Although it's one of Taiwan's largest cities, Kaohsiung tends to be underrated. This formidable port has towering pagodas and colourful temples, a thriving creative scene and lush green mountain views. After dark, night markets sizzle with the scent of street food. You can take a walk along the banks of the Love River, which winds serenely through the urban centre. Kaohsiung has excellent transport connections to other Taiwanese cities and it's the perfect jumping-off point to explore the island's southern tip.
Hostels in Kaohsiung are usually arty and design-led or chic and vintage. You can stay in a traditional Taiwanese-style house, a Japanese colonial building or boutique lodgings with an outdoor pool. The creative district has several hostels decorated with colourful murals. Some places offer free breakfast and most have free Wi-Fi. Look out for a Kaohsiung hostel with little luxuries like extra-large beds or a roof terrace with sunset views.
Downtown Kaohsiung takes in Qianjin and Xinxing Districts. This part of the city is a business hub and it's where locals go to spend their free time in gigantic night markets and neon-lit streets. Look out for city temples: Zuoying District has the Lotus Pond with its vibrant pagodas, while small Yancheng District has creative spaces and street art at the buzzy Pier-2 Art Centre. A popular day-trip destination for locals is Cijin Island, which has a lighthouse, the 17th-century Mazu temple and long stretches of beach.
The Dragon and Tiger Pagodas are iconic symbols of the city that you'll find at the Lotus Pond. The pagodas are entered through the gaping mouths of giant creatures.

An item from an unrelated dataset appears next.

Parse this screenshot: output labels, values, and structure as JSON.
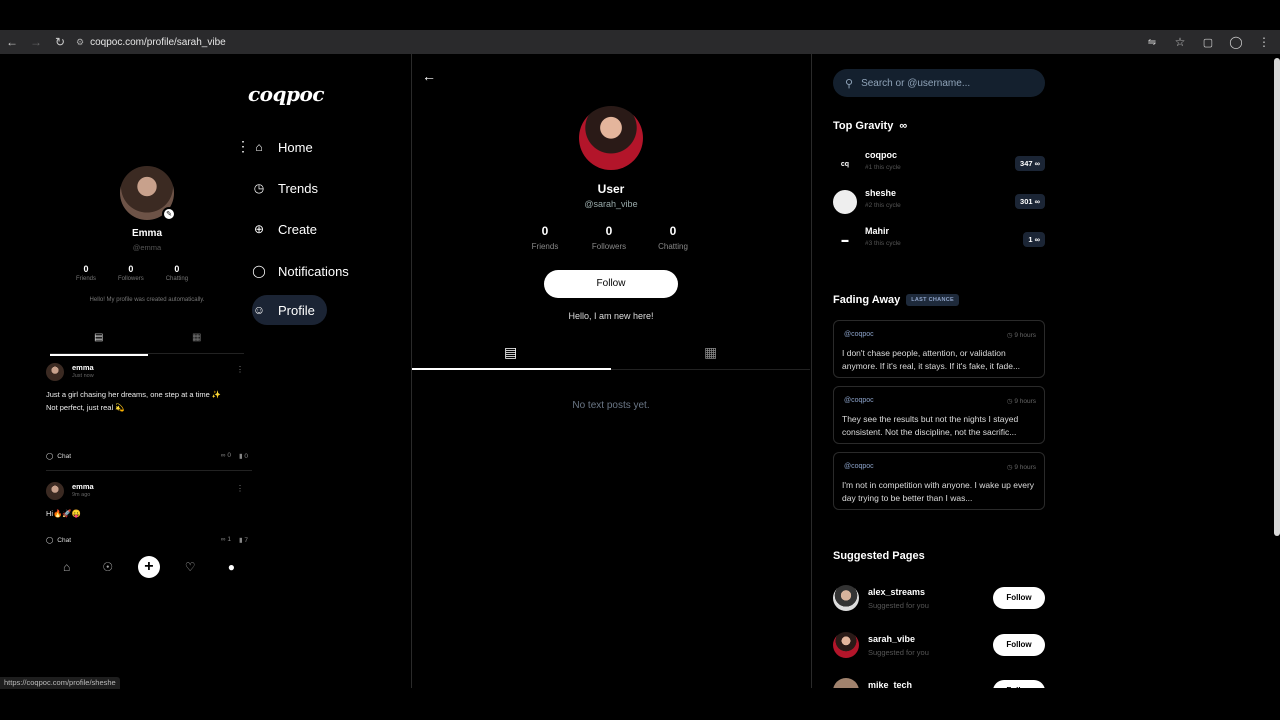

It's said that walking in through the dragon and out through the tiger will bring you luck. Another major attraction is the 85 Sky Tower. Before Taipei 101 was built this was the tallest building in Taiwan and it still commands sweeping views. For an authentic Taiwanese experience, explore Liuhe and Ruifeng night markets.
Kaohsiung International Airport is an easy 20-minute MRT (metro) ride from the city centre. High-speed trains take less than 2 hours from Taipei. Make the same journey by bus takes around 5 hours and lets you see Taiwan's forested hills and scenic landscapes. In Kaohsiung, an extensive MRT system and pedestrian-friendly streets make getting around simple. Taxis are metered and can be flagged down in most central areas.